The flare-up in prices over the past two years has caused a crisis of confidence in the central banks of America, Britain and Europe which are supposed to control inflation. The Bank of England (BoE) is mandated by government to keep inflation steady at 2 per cent, but today is struggling to haul it down from the double-digit rates that have savaged living standards. The story is similar for many other central banks which have staked their credibility on hitting their inflation targets—then missed them.

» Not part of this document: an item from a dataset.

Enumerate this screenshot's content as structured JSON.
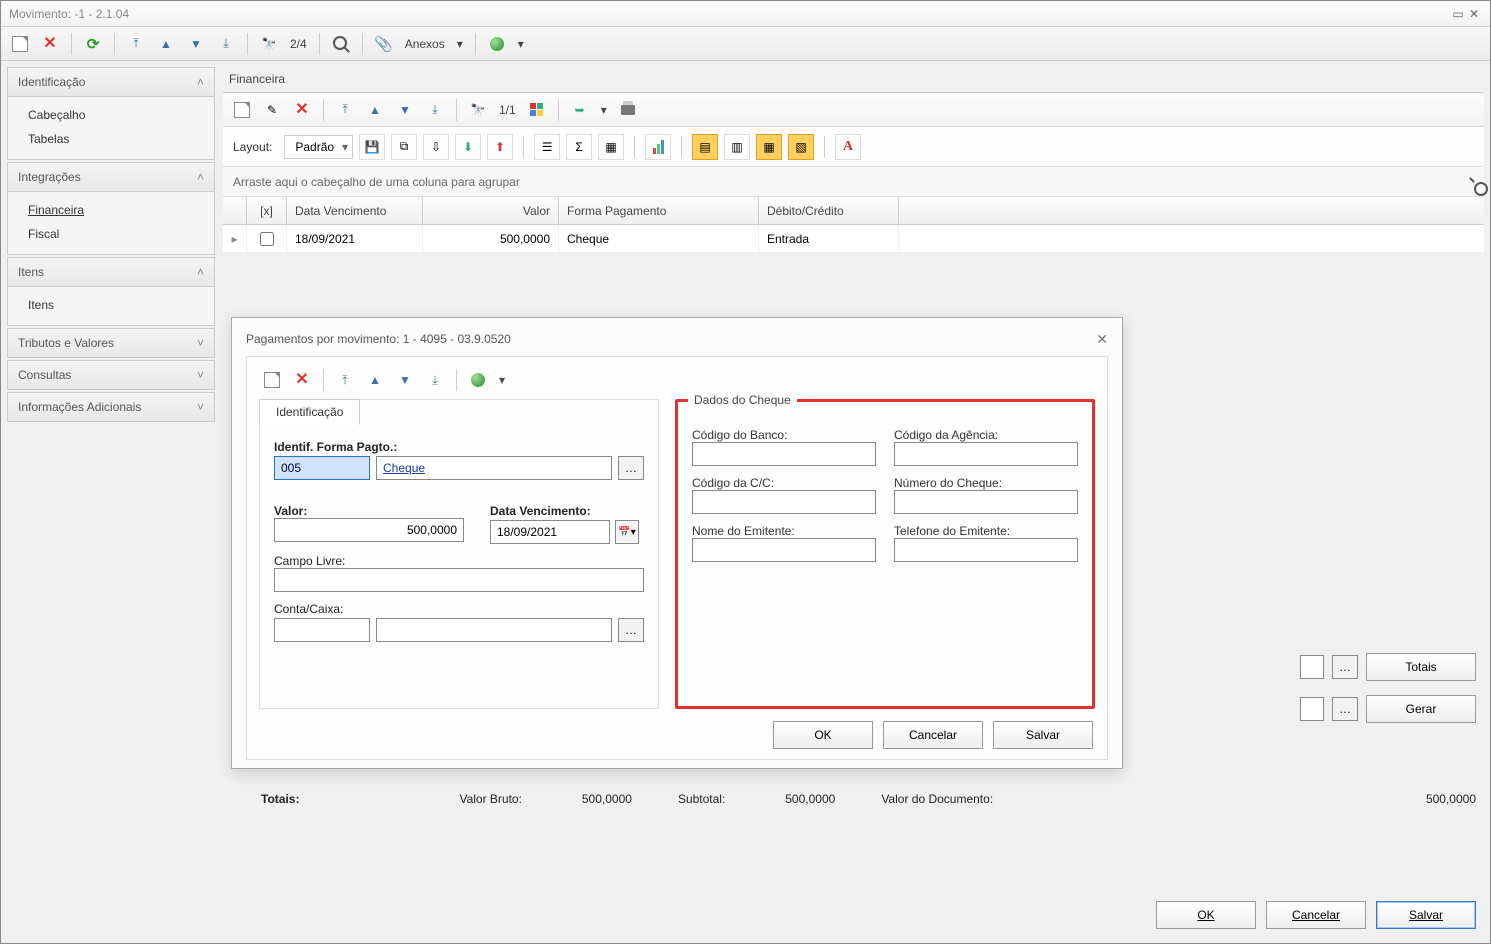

Consumers’ everyday experience when shopping and paying bills is now far removed from the price stability that these targets were supposed to deliver. So were central bankers just unlucky, or did they get things wrong? More fundamentally, and despite being a central component of economic and monetary regimes around the world, is the whole idea of inflation-targeting flawed?